What the task asks:
Only the lines that contain the string "Destination" belong in the answer; pull them from the records.

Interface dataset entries
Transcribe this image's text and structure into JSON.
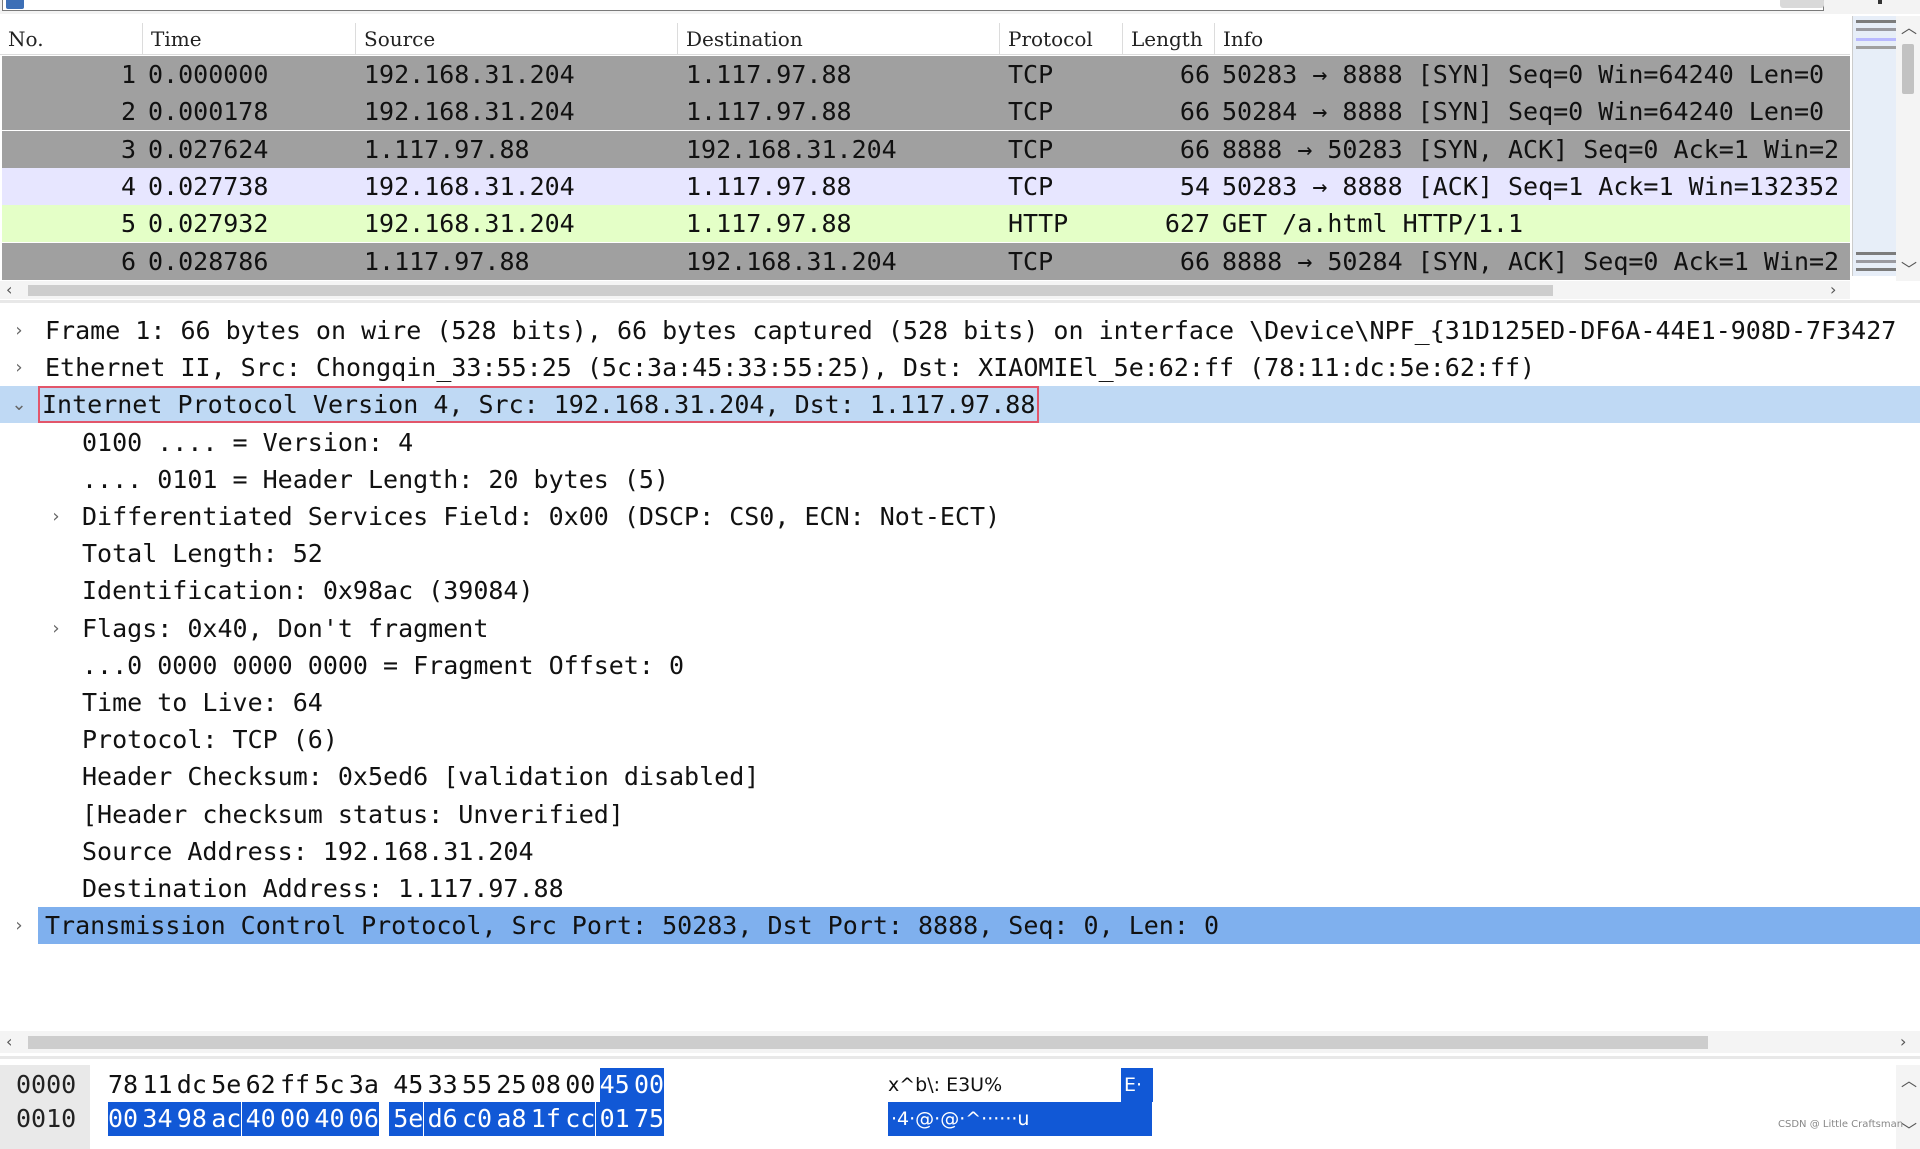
{
  "packet_list": {
    "columns": [
      "No.",
      "Time",
      "Source",
      "Destination",
      "Protocol",
      "Length",
      "Info"
    ],
    "rows": [
      {
        "no": "1",
        "time": "0.000000",
        "src": "192.168.31.204",
        "dst": "1.117.97.88",
        "proto": "TCP",
        "len": "66",
        "info": "50283 → 8888 [SYN] Seq=0 Win=64240 Len=0",
        "bg": "#a0a0a0"
      },
      {
        "no": "2",
        "time": "0.000178",
        "src": "192.168.31.204",
        "dst": "1.117.97.88",
        "proto": "TCP",
        "len": "66",
        "info": "50284 → 8888 [SYN] Seq=0 Win=64240 Len=0",
        "bg": "#a0a0a0"
      },
      {
        "no": "3",
        "time": "0.027624",
        "src": "1.117.97.88",
        "dst": "192.168.31.204",
        "proto": "TCP",
        "len": "66",
        "info": "8888 → 50283 [SYN, ACK] Seq=0 Ack=1 Win=2",
        "bg": "#a0a0a0"
      },
      {
        "no": "4",
        "time": "0.027738",
        "src": "192.168.31.204",
        "dst": "1.117.97.88",
        "proto": "TCP",
        "len": "54",
        "info": "50283 → 8888 [ACK] Seq=1 Ack=1 Win=132352",
        "bg": "#e7e6ff"
      },
      {
        "no": "5",
        "time": "0.027932",
        "src": "192.168.31.204",
        "dst": "1.117.97.88",
        "proto": "HTTP",
        "len": "627",
        "info": "GET /a.html HTTP/1.1",
        "bg": "#e4ffc7"
      },
      {
        "no": "6",
        "time": "0.028786",
        "src": "1.117.97.88",
        "dst": "192.168.31.204",
        "proto": "TCP",
        "len": "66",
        "info": "8888 → 50284 [SYN, ACK] Seq=0 Ack=1 Win=2",
        "bg": "#a0a0a0"
      }
    ]
  },
  "details": {
    "rows": [
      {
        "toggle": "›",
        "indent": 0,
        "text": "Frame 1: 66 bytes on wire (528 bits), 66 bytes captured (528 bits) on interface \\Device\\NPF_{31D125ED-DF6A-44E1-908D-7F3427"
      },
      {
        "toggle": "›",
        "indent": 0,
        "text": "Ethernet II, Src: Chongqin_33:55:25 (5c:3a:45:33:55:25), Dst: XIAOMIEl_5e:62:ff (78:11:dc:5e:62:ff)"
      },
      {
        "toggle": "⌄",
        "indent": 0,
        "text": "Internet Protocol Version 4, Src: 192.168.31.204, Dst: 1.117.97.88",
        "state": "sel"
      },
      {
        "toggle": "",
        "indent": 1,
        "text": "0100 .... = Version: 4"
      },
      {
        "toggle": "",
        "indent": 1,
        "text": ".... 0101 = Header Length: 20 bytes (5)"
      },
      {
        "toggle": "›",
        "indent": 1,
        "text": "Differentiated Services Field: 0x00 (DSCP: CS0, ECN: Not-ECT)"
      },
      {
        "toggle": "",
        "indent": 1,
        "text": "Total Length: 52"
      },
      {
        "toggle": "",
        "indent": 1,
        "text": "Identification: 0x98ac (39084)"
      },
      {
        "toggle": "›",
        "indent": 1,
        "text": "Flags: 0x40, Don't fragment"
      },
      {
        "toggle": "",
        "indent": 1,
        "text": "...0 0000 0000 0000 = Fragment Offset: 0"
      },
      {
        "toggle": "",
        "indent": 1,
        "text": "Time to Live: 64"
      },
      {
        "toggle": "",
        "indent": 1,
        "text": "Protocol: TCP (6)"
      },
      {
        "toggle": "",
        "indent": 1,
        "text": "Header Checksum: 0x5ed6 [validation disabled]"
      },
      {
        "toggle": "",
        "indent": 1,
        "text": "[Header checksum status: Unverified]"
      },
      {
        "toggle": "",
        "indent": 1,
        "text": "Source Address: 192.168.31.204"
      },
      {
        "toggle": "",
        "indent": 1,
        "text": "Destination Address: 1.117.97.88"
      },
      {
        "toggle": "›",
        "indent": 0,
        "text": "Transmission Control Protocol, Src Port: 50283, Dst Port: 8888, Seq: 0, Len: 0",
        "state": "hl"
      }
    ]
  },
  "bytes": {
    "rows": [
      {
        "offset": "0000",
        "hex": [
          "78",
          "11",
          "dc",
          "5e",
          "62",
          "ff",
          "5c",
          "3a",
          "45",
          "33",
          "55",
          "25",
          "08",
          "00",
          "45",
          "00"
        ],
        "sel": [
          false,
          false,
          false,
          false,
          false,
          false,
          false,
          false,
          false,
          false,
          false,
          false,
          false,
          false,
          true,
          true
        ],
        "ascii": "x^b\\: E3U%",
        "ascii_sel": "E·"
      },
      {
        "offset": "0010",
        "hex": [
          "00",
          "34",
          "98",
          "ac",
          "40",
          "00",
          "40",
          "06",
          "5e",
          "d6",
          "c0",
          "a8",
          "1f",
          "cc",
          "01",
          "75"
        ],
        "sel": [
          true,
          true,
          true,
          true,
          true,
          true,
          true,
          true,
          true,
          true,
          true,
          true,
          true,
          true,
          true,
          true
        ],
        "ascii": "",
        "ascii_sel": "·4·@·@·^······u"
      }
    ]
  },
  "watermark": "CSDN @ Little Craftsman",
  "colors": {
    "selection": "#1158d6",
    "tree_selected": "#bfd9f4",
    "tree_highlight": "#7fb0ee",
    "http_row": "#e4ffc7",
    "ack_row": "#e7e6ff",
    "tcp_row": "#a0a0a0"
  }
}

Completed task:
      "Destination",
        "text": "Destination Address: 1.117.97.88"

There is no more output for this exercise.